Having conceived of and introduced Notes as a replacement for the annual fundraising letter, I eventually became its editor and publisher, responsible for writing or sourcing the page 2 article. I organized and managed the processes for newsletter and fundraising mailings to a list of 3,000 three times a year (the third time is for a summer schedule postcard). Later the number of recipients was reduced to 1,800.

I conceived of the Lifetime Service Award. First given in 2002, thirteen have been awarded to date. I took on the responsibility of producing Concert CDs to give them professional quality documentation and packaging.

I designed new percussion cabinets and worked with Lexington's Minuteman Regional High School carpentry shop supervisor to have them produced by students.

In 1995, at the end of Bill Toland's tenure, I wrote the Band's Mission Statement in preparation for the search for a new Music Director, and coined the Band motto, "A Community Band with a Professional Attitude".

During planning for the 50th Anniversary season, I conceived of the idea of making video recordings of Fall and Winter Concerts as a major addition to the Band archive. I brought in Concord-Carlisle TV as the production company and acted as Executive Producer and post-production editor. I organized the Band to get the Fall, 2008, Concert video onto as many public access cable stations as possible to promote the 50th Anniversary concert in March, 2009. Beginning with that first concert, each piece performed has become part of the Concord Band YouTube Channel, which now includes more than 200 performance recordings.
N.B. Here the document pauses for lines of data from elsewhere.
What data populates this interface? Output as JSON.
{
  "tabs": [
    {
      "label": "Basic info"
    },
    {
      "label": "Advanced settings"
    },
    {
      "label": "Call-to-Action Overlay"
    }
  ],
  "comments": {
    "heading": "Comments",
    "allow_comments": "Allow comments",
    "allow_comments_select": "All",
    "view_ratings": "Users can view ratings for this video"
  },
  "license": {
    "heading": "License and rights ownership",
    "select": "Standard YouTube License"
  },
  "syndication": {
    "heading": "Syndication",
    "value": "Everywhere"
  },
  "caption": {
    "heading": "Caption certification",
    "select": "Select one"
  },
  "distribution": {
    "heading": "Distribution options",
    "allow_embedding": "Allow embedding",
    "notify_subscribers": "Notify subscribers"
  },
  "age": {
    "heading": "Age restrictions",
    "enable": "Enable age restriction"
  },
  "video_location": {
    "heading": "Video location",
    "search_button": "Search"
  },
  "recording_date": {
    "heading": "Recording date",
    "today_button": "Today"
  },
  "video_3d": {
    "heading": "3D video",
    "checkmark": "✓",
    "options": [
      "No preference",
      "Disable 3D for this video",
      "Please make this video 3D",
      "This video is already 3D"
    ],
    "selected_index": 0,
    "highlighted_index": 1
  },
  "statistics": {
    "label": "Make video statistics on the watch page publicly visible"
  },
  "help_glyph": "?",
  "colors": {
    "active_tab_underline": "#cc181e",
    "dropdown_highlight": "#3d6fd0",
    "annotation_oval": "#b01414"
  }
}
In time for the 50th Anniversary Concert, I proposed naming Bill McManus Music Director Emeritus and Bill Toland, Music Director Laureate.

Suggested Future Directions
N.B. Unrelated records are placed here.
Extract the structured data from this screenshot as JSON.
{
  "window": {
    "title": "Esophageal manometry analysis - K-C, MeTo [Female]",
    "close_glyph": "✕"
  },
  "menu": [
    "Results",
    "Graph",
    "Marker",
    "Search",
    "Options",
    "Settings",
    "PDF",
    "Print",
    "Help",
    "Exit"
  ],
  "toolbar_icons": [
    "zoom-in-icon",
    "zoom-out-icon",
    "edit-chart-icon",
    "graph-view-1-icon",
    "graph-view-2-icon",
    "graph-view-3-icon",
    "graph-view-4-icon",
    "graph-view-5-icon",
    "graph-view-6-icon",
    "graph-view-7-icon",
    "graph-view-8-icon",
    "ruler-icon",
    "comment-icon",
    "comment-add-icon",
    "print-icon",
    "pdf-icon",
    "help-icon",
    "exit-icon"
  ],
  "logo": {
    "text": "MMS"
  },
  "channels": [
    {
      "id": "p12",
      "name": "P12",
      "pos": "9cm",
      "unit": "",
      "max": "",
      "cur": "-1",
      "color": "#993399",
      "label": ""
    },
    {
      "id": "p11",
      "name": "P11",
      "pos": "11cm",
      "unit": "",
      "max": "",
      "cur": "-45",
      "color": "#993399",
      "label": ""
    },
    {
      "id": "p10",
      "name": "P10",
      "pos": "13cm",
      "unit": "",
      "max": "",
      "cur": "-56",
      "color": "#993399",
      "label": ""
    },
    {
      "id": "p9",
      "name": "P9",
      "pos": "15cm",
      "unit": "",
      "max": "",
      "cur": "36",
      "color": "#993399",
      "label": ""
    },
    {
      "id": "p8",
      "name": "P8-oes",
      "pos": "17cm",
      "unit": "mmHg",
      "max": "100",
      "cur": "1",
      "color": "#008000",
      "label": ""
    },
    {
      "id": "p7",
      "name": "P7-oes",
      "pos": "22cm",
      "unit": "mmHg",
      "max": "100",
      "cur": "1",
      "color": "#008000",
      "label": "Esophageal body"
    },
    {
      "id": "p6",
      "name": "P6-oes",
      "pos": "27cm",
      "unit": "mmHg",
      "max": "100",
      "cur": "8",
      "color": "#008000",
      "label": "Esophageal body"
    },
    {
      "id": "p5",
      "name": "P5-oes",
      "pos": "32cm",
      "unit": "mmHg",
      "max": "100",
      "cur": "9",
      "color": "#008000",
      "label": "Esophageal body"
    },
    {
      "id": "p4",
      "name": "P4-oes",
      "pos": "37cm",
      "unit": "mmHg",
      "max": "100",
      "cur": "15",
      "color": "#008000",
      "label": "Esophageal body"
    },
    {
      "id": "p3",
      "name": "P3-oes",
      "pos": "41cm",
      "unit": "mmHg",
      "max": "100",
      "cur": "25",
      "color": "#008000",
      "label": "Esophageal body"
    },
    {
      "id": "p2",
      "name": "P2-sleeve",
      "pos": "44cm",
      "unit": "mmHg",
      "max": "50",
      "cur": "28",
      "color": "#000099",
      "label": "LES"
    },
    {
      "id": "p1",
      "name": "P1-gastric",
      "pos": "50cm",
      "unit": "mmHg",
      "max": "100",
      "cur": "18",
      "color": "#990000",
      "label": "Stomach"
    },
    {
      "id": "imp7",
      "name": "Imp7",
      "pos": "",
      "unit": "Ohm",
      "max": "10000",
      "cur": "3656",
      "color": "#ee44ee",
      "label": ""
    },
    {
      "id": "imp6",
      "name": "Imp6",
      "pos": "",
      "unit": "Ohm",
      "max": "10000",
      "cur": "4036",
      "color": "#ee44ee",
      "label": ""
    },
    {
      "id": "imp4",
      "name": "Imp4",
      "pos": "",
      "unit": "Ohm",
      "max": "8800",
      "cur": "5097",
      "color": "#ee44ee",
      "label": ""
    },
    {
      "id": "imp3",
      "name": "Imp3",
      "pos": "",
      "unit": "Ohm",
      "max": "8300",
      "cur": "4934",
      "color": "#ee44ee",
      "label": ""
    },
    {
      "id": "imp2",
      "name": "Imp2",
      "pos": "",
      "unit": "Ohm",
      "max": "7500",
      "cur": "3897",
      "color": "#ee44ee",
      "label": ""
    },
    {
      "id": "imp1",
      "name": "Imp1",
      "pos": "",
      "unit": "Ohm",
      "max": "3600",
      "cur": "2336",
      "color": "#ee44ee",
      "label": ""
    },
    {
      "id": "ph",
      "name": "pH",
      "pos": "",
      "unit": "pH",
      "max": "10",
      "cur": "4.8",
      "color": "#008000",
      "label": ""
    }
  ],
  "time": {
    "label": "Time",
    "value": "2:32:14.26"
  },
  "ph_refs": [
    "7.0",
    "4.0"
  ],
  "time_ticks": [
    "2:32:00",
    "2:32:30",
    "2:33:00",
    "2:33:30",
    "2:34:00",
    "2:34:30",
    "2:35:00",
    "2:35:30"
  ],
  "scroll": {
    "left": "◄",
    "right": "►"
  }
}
The next Concord Band Fundraising Chairperson should try to do much more with the job than I did. In particular, grants beyond those of the Massachusetts Cultural Council should be investigated and, where appropriate, pursued. In addition, fundraising methods used by other symphonic wind ensembles around the country should be explored, and those that appear to be most promising, tried.
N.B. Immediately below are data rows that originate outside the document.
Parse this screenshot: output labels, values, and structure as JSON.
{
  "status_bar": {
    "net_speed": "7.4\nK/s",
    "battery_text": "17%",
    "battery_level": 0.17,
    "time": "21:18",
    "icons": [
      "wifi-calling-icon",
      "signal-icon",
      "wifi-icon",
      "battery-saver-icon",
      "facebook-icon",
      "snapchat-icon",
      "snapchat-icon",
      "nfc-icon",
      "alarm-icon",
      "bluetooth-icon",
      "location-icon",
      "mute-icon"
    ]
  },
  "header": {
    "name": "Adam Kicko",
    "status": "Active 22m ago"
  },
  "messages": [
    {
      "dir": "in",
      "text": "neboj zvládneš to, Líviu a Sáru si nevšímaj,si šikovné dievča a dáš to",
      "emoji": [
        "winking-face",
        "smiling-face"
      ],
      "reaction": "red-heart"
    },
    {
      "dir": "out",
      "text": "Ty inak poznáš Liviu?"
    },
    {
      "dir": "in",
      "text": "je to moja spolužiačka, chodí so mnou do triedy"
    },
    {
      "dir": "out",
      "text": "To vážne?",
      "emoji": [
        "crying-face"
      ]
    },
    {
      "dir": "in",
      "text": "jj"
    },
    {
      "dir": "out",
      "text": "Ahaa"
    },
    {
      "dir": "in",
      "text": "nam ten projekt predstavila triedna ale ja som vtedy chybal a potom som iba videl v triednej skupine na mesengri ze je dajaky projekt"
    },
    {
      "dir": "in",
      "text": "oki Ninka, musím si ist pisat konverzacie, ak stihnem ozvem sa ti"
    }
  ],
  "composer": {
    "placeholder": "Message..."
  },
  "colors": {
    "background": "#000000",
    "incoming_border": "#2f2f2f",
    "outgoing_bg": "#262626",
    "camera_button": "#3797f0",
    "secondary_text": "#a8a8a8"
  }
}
One promising area is the involvement of local school children. There are a few potential advantages of such activity. In addition to providing performance opportunities for the kids, it makes them aware of us in advance of potential membership later in life. More immediately, it makes their parents aware of the Band's concerts.

Finally, I want to encourage all those who may serve on the Band Board of Trustees in the future to continue to pursue the Band's program of commissions, setting aside funds every year and seeking grants for major works. I would recommend avoiding consortia as they make it very difficult for any one participant to influence the work to be created. I would like to see the Band commission a work for symphonic wind ensemble and mixed chorus.

Dan Diamond is the senior member of the Concord Band, having joined the Band as a percussionist in January, 1970, and is now in his 50th year. He has been a member of its Board of Trustees for most of his time in the Band. In 2009, he received the Band's Lifetime Service Award. He is president of the nonprofit, Dream Centers for the Performing Arts.